As I struggled a small boy and his dad climbed the hill with their sled.
“What’s he trying to do, Dad?” the kid asked in German
“It looks like he’s trying to ski.” Dad helpfully replied.
They stood and watched, waiting for me to get my act together so they could slide down without me overtaking them. I waved them on. In a final act of frustration, I slammed by boot down as if I was trying to smash a cockroach to China. Click.
I was off.
Not sure where to go next: “Where’s the train station?”(“Wo ist die Bahnhof?”) I was in such a rush I forgot “Bahnhof” is masculine and I should have said “der Bahnhof.” The helpful sledder pointed up a steep slope. Off came the skis one more time just as my phone started to ring. There was only one reason that would happen. Chris was at the station and the train had arrived. I dug deep and climbed the hill, then started awkwardly speed-walking/ski-boot running through the parking lot. There was the train. There was Chris hanging out of the door. “Chris!” I yelled to let her know I was close. She saw and started jumping with encouragment and worry.
I made it to the closest platform entrance and tried to plow through the gate. It was locked. I ran back down the ramp. “Here, here!” Chris yelled, pointing at a turnstile 25 feet further on. I busted through, flung my skis onto the floor of the train and hauled myself aboard.
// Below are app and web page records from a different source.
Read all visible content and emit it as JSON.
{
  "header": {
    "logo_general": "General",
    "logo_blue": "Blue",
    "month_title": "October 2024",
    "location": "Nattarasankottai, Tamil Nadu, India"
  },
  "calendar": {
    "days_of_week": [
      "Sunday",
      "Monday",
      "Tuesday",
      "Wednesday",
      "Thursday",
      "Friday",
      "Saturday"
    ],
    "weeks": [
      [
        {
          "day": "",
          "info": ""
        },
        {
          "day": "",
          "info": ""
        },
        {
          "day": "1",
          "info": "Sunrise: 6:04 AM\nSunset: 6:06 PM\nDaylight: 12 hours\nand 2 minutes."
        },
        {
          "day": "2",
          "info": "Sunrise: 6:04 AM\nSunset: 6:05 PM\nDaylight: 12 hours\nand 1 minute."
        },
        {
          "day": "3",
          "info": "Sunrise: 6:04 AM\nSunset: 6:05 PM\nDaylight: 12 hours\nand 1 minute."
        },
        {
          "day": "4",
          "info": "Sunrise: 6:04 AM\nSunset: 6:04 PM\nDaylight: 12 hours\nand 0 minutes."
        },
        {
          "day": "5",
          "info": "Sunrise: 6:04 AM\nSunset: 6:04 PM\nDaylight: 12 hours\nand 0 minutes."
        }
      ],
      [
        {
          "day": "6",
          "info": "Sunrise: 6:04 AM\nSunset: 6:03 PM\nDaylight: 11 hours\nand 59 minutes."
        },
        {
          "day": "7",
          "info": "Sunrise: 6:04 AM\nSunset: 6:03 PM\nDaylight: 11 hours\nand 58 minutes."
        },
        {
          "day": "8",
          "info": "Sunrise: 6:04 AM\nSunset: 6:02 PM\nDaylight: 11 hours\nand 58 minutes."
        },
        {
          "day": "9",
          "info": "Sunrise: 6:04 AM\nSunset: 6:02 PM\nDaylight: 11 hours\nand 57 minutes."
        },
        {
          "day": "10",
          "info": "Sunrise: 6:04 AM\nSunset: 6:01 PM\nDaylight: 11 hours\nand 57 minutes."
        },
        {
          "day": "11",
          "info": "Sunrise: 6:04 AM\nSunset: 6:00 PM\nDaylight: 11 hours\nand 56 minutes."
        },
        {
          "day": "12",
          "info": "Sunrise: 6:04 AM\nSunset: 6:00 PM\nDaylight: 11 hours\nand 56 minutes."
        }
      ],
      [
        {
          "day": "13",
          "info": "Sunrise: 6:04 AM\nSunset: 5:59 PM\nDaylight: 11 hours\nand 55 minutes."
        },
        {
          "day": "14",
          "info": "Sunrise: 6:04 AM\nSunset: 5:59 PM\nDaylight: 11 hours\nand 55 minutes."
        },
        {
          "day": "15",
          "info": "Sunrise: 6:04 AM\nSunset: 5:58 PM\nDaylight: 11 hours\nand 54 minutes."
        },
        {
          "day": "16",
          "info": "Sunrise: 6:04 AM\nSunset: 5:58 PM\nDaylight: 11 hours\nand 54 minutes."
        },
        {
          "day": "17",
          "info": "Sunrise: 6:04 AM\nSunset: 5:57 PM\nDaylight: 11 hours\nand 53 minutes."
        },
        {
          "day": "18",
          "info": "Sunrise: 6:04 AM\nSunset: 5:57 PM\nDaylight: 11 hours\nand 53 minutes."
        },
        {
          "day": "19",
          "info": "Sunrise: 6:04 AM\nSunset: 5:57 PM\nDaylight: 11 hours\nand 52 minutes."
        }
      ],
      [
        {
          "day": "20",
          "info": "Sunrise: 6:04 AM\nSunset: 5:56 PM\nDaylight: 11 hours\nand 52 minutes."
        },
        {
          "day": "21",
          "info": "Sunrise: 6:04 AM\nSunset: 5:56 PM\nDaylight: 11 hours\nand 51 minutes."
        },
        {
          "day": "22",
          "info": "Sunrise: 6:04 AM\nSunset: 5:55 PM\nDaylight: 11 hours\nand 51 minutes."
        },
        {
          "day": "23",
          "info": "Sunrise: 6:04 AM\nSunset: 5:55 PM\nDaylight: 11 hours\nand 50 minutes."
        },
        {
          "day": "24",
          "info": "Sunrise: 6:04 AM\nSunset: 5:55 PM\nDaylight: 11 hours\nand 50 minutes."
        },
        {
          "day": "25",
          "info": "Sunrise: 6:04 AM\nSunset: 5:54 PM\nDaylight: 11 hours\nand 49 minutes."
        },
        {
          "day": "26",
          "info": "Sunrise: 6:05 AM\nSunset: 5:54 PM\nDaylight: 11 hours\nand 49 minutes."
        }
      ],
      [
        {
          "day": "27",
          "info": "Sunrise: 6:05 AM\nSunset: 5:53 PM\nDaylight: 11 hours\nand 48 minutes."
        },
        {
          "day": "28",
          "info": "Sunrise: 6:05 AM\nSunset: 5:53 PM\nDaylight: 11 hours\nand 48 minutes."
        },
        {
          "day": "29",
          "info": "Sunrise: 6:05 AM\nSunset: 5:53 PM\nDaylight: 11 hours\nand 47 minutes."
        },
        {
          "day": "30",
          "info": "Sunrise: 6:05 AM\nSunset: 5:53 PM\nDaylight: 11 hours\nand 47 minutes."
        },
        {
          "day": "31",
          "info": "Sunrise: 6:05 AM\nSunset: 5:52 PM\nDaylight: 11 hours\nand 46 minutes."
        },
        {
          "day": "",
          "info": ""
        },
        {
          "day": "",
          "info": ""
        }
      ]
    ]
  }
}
We put our equipment in the racks by the door laughing with adrenaline sunk into the same seats we had before we left. Three snowboarders who rode with us from the Zugspitze looked confused, having seen us get off one stop earlier. They didn’t ask what could make us so giddy or why I was shaking snowballs out of the shoes around my neck. Mission accomplished. I can officially ski faster than a speeding locomotive, especially if I can keep my skis under me.
We met Glen after grabbing an apple strudel at the top of the Kreuzeck (we wanted dampfnudel, the traditional skiing desert, but they were out). He was beat and feeling a little queasy after all the Dunkel Mittenwalder the night before. We skied with him to the bottom of the mountain. Here visibility was a bit better, but the snow conditions a little more challenging. Drifts of powder sat on smooth ice faces causing you to slow and suddenly skitter forward over the ice. This was like skiing at home.
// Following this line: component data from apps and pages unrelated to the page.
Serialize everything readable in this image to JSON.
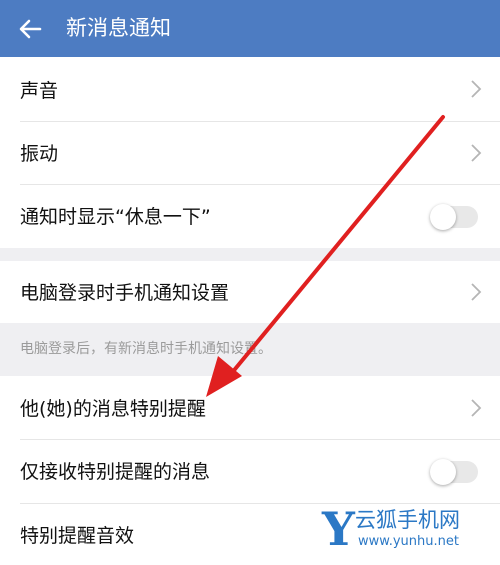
{
  "header": {
    "title": "新消息通知",
    "back_icon": "arrow-left-icon"
  },
  "settings": {
    "sound": "声音",
    "vibration": "振动",
    "show_rest": "通知时显示“休息一下”",
    "show_rest_enabled": false,
    "pc_login": "电脑登录时手机通知设置",
    "pc_login_hint": "电脑登录后，有新消息时手机通知设置。",
    "special_remind": "他(她)的消息特别提醒",
    "only_special": "仅接收特别提醒的消息",
    "only_special_enabled": false,
    "special_sound": "特别提醒音效"
  },
  "watermark": {
    "brand": "云狐手机网",
    "letter": "Y",
    "url": "www.yunhu.net"
  },
  "colors": {
    "header_bg": "#4d7cc2",
    "arrow": "#e02020",
    "watermark": "#2b78c5",
    "section_gap": "#efeff2"
  }
}
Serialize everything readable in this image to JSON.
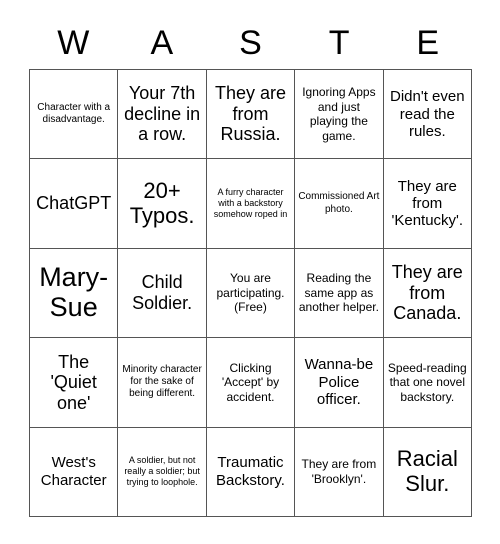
{
  "card": {
    "title_letters": [
      "W",
      "A",
      "S",
      "T",
      "E"
    ],
    "columns": 5,
    "rows": 5,
    "border_color": "#555555",
    "background_color": "#ffffff",
    "text_color": "#000000"
  },
  "cells": [
    {
      "text": "Character with a disadvantage.",
      "size": "s"
    },
    {
      "text": "Your 7th decline in a row.",
      "size": "xl"
    },
    {
      "text": "They are from Russia.",
      "size": "xl"
    },
    {
      "text": "Ignoring Apps and just playing the game.",
      "size": "m"
    },
    {
      "text": "Didn't even read the rules.",
      "size": "l"
    },
    {
      "text": "ChatGPT",
      "size": "xl"
    },
    {
      "text": "20+ Typos.",
      "size": "xxl"
    },
    {
      "text": "A furry character with a backstory somehow roped in",
      "size": "xs"
    },
    {
      "text": "Commissioned Art photo.",
      "size": "s"
    },
    {
      "text": "They are from 'Kentucky'.",
      "size": "l"
    },
    {
      "text": "Mary-Sue",
      "size": "3xl"
    },
    {
      "text": "Child Soldier.",
      "size": "xl"
    },
    {
      "text": "You are participating. (Free)",
      "size": "m"
    },
    {
      "text": "Reading the same app as another helper.",
      "size": "m"
    },
    {
      "text": "They are from Canada.",
      "size": "xl"
    },
    {
      "text": "The 'Quiet one'",
      "size": "xl"
    },
    {
      "text": "Minority character for the sake of being different.",
      "size": "s"
    },
    {
      "text": "Clicking 'Accept' by accident.",
      "size": "m"
    },
    {
      "text": "Wanna-be Police officer.",
      "size": "l"
    },
    {
      "text": "Speed-reading that one novel backstory.",
      "size": "m"
    },
    {
      "text": "West's Character",
      "size": "l"
    },
    {
      "text": "A soldier, but not really a soldier; but trying to loophole.",
      "size": "xs"
    },
    {
      "text": "Traumatic Backstory.",
      "size": "l"
    },
    {
      "text": "They are from 'Brooklyn'.",
      "size": "m"
    },
    {
      "text": "Racial Slur.",
      "size": "xxl"
    }
  ]
}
Glen called it a day, but Chris and I wanted to make a drive for the peak of the mountain before the lifts closed at four. It would be tight since it was 3:45, but we could do it. The egg lift dropped us and we confidently headed for the two-way slope and the first chair lift. Skiing down the slope to the lift I saw a word that has come to be my German tourist mantra: Geschlossen. It was exactly 4 and they already had the gate up and multiple red poles over the decking. The chairs were still running, but they clearly didn’t want anyone else to go up. Maybe the operator had to go home to be with his family.
Bummed, we hiked up the slope and skied to the foot of the mountain in a final burst of speed and swooshing. We found Marco, Robert, and Shane and traded stories as we made our way into Garmisch-Partenkirchen. Marco and Shane had found the perfect beginner slopes near the top of the Zugspitzplatt and had spent the day gaining confidence and fewer bruises than the day before. Over Haxe (Baked Pork Knuckle, a symbol of Bavaria) and Paulainer Hefeweissen (another symbol of Bavaria) we declared the day exhausting but yet another wonderful romp through Germany.
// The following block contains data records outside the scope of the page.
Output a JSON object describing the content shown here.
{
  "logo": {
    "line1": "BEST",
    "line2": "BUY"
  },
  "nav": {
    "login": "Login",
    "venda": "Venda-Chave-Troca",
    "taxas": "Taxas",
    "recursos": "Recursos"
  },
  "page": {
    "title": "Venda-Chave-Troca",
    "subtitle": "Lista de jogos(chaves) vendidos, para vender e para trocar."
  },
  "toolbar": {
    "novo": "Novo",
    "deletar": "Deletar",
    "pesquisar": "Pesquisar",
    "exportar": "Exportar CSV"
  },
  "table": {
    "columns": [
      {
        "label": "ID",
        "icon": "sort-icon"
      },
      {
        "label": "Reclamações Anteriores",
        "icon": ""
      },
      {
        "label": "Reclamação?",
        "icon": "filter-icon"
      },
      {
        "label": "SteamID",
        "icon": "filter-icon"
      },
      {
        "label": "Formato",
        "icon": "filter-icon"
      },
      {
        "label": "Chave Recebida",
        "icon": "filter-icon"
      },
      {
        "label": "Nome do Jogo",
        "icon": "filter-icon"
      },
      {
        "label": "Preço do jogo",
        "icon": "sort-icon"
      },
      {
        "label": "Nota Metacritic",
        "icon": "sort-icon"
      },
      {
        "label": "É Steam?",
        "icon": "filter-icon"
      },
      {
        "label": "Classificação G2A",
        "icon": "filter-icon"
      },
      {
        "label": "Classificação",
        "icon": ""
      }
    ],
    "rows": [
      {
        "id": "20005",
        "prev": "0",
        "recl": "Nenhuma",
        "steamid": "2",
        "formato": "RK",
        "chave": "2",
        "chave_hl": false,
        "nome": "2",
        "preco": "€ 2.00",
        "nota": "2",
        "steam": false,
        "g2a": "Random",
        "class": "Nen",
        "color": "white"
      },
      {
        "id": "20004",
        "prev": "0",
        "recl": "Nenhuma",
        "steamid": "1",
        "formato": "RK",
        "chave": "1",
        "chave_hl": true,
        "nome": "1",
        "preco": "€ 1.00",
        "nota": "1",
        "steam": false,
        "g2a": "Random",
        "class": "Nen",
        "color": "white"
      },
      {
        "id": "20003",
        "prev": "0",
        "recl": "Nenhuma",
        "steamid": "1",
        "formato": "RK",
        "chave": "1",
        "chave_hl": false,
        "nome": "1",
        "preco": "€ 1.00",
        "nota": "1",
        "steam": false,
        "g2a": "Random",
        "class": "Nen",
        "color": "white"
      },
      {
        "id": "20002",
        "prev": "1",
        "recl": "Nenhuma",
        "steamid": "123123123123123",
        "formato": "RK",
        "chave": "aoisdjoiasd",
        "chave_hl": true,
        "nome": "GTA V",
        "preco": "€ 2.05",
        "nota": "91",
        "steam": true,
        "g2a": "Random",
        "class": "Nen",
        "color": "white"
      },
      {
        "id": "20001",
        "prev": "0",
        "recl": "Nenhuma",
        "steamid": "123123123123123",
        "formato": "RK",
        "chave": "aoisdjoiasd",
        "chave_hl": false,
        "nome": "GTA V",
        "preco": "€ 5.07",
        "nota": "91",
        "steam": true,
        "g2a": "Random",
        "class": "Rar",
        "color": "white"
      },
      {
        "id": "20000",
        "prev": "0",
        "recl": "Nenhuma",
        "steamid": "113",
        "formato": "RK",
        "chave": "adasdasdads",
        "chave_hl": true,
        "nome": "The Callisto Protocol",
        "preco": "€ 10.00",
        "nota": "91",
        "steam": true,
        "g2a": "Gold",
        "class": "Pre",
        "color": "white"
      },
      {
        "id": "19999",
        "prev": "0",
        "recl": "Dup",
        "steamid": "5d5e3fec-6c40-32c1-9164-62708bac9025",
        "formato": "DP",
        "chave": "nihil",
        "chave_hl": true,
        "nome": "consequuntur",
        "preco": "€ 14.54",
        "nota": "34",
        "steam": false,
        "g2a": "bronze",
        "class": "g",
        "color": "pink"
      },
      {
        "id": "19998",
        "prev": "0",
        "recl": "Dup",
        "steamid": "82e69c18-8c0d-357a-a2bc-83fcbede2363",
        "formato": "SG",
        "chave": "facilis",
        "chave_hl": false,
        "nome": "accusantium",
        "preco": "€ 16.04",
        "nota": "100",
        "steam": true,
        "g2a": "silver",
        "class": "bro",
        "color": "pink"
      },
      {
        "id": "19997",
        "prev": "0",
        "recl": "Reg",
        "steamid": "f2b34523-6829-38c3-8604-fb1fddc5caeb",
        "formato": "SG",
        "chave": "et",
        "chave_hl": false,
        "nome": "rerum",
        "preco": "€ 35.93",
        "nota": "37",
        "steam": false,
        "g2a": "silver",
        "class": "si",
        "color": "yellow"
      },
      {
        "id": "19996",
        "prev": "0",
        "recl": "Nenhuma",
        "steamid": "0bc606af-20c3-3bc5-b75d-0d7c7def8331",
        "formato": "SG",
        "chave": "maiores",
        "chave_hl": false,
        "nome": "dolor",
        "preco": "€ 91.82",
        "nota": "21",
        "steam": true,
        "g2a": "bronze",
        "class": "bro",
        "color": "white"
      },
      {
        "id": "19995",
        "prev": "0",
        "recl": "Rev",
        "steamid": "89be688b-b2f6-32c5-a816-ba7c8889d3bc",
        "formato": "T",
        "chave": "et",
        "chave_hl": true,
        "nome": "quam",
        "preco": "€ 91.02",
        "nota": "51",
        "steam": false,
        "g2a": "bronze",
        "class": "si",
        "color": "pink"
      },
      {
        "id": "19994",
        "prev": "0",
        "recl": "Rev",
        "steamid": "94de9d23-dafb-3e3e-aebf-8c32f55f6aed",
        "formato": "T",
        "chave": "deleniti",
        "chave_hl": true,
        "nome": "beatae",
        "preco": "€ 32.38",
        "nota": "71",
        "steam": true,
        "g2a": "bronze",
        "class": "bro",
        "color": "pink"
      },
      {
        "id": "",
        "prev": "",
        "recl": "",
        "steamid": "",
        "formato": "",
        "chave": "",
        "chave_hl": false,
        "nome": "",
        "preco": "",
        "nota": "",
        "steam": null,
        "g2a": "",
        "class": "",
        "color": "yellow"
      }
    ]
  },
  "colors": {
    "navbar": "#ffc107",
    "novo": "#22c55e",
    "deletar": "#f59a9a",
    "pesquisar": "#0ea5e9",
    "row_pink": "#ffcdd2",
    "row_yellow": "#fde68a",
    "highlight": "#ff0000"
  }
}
I hope you’ve taken advantage of the gifts of winter, even if they don’t necessarily involve racing trains.
Tschüss (or “Pfüat Di” in Bavaria)
P.S. Photos of the swooshing adventures.